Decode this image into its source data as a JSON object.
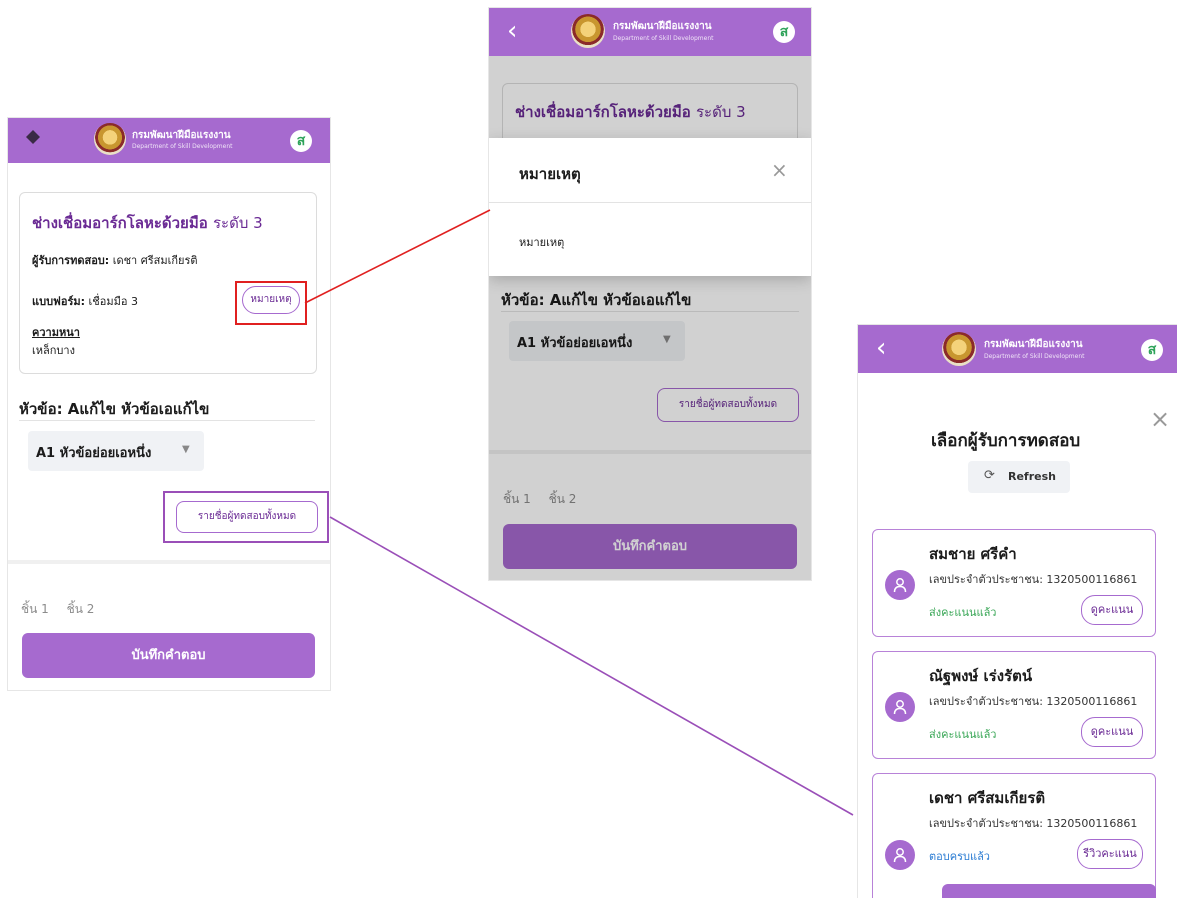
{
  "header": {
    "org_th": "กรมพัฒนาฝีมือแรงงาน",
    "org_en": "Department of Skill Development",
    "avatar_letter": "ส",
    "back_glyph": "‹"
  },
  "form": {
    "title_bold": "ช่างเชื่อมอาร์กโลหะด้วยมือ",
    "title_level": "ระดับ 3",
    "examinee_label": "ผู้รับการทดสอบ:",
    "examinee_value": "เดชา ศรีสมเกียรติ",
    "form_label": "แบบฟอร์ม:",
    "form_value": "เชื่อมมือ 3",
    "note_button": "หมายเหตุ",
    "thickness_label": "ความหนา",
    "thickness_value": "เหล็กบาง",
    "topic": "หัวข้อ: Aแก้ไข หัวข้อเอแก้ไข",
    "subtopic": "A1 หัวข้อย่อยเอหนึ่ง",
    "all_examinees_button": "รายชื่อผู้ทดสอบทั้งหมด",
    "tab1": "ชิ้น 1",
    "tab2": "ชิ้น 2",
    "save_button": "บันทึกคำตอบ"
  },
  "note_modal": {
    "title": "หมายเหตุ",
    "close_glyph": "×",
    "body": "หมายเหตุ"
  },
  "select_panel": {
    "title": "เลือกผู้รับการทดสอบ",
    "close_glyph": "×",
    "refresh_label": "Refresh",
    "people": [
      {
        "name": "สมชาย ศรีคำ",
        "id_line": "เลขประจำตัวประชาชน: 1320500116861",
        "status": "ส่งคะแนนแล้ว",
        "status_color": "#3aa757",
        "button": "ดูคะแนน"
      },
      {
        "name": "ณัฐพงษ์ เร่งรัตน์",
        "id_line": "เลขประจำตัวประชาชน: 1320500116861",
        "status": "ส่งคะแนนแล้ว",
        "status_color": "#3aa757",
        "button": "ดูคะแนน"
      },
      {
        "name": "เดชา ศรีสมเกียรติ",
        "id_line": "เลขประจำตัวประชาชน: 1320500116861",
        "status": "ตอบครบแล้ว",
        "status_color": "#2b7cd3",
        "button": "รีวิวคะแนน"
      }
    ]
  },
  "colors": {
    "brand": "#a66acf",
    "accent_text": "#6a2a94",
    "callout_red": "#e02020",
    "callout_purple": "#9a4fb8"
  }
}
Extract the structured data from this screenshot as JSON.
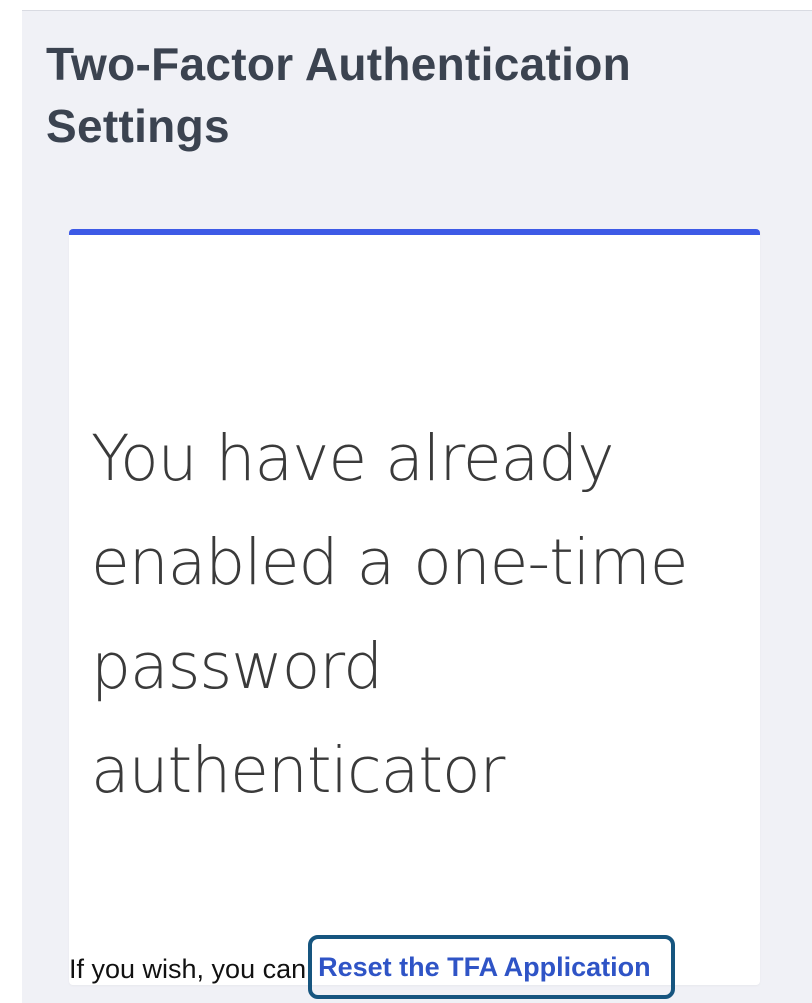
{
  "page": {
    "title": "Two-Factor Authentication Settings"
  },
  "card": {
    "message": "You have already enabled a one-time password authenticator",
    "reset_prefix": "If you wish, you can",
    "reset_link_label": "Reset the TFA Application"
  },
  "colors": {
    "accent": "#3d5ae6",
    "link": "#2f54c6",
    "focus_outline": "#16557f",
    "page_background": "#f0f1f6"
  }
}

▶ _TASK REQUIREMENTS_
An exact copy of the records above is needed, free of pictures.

▶ _EXERCISE OUTPUT_
Decode this image into its source data as a JSON object.
{
  "header": {
    "org_th": "กรมพัฒนาฝีมือแรงงาน",
    "org_en": "Department of Skill Development",
    "avatar_letter": "ส",
    "back_glyph": "‹"
  },
  "form": {
    "title_bold": "ช่างเชื่อมอาร์กโลหะด้วยมือ",
    "title_level": "ระดับ 3",
    "examinee_label": "ผู้รับการทดสอบ:",
    "examinee_value": "เดชา ศรีสมเกียรติ",
    "form_label": "แบบฟอร์ม:",
    "form_value": "เชื่อมมือ 3",
    "note_button": "หมายเหตุ",
    "thickness_label": "ความหนา",
    "thickness_value": "เหล็กบาง",
    "topic": "หัวข้อ: Aแก้ไข หัวข้อเอแก้ไข",
    "subtopic": "A1 หัวข้อย่อยเอหนึ่ง",
    "all_examinees_button": "รายชื่อผู้ทดสอบทั้งหมด",
    "tab1": "ชิ้น 1",
    "tab2": "ชิ้น 2",
    "save_button": "บันทึกคำตอบ"
  },
  "note_modal": {
    "title": "หมายเหตุ",
    "close_glyph": "×",
    "body": "หมายเหตุ"
  },
  "select_panel": {
    "title": "เลือกผู้รับการทดสอบ",
    "close_glyph": "×",
    "refresh_label": "Refresh",
    "people": [
      {
        "name": "สมชาย ศรีคำ",
        "id_line": "เลขประจำตัวประชาชน: 1320500116861",
        "status": "ส่งคะแนนแล้ว",
        "status_color": "#3aa757",
        "button": "ดูคะแนน"
      },
      {
        "name": "ณัฐพงษ์ เร่งรัตน์",
        "id_line": "เลขประจำตัวประชาชน: 1320500116861",
        "status": "ส่งคะแนนแล้ว",
        "status_color": "#3aa757",
        "button": "ดูคะแนน"
      },
      {
        "name": "เดชา ศรีสมเกียรติ",
        "id_line": "เลขประจำตัวประชาชน: 1320500116861",
        "status": "ตอบครบแล้ว",
        "status_color": "#2b7cd3",
        "button": "รีวิวคะแนน"
      }
    ]
  },
  "colors": {
    "brand": "#a66acf",
    "accent_text": "#6a2a94",
    "callout_red": "#e02020",
    "callout_purple": "#9a4fb8"
  }
}
Extract the structured data from this screenshot as JSON.
{
  "page": {
    "title": "Two-Factor Authentication Settings"
  },
  "card": {
    "message": "You have already enabled a one-time password authenticator",
    "reset_prefix": "If you wish, you can",
    "reset_link_label": "Reset the TFA Application"
  },
  "colors": {
    "accent": "#3d5ae6",
    "link": "#2f54c6",
    "focus_outline": "#16557f",
    "page_background": "#f0f1f6"
  }
}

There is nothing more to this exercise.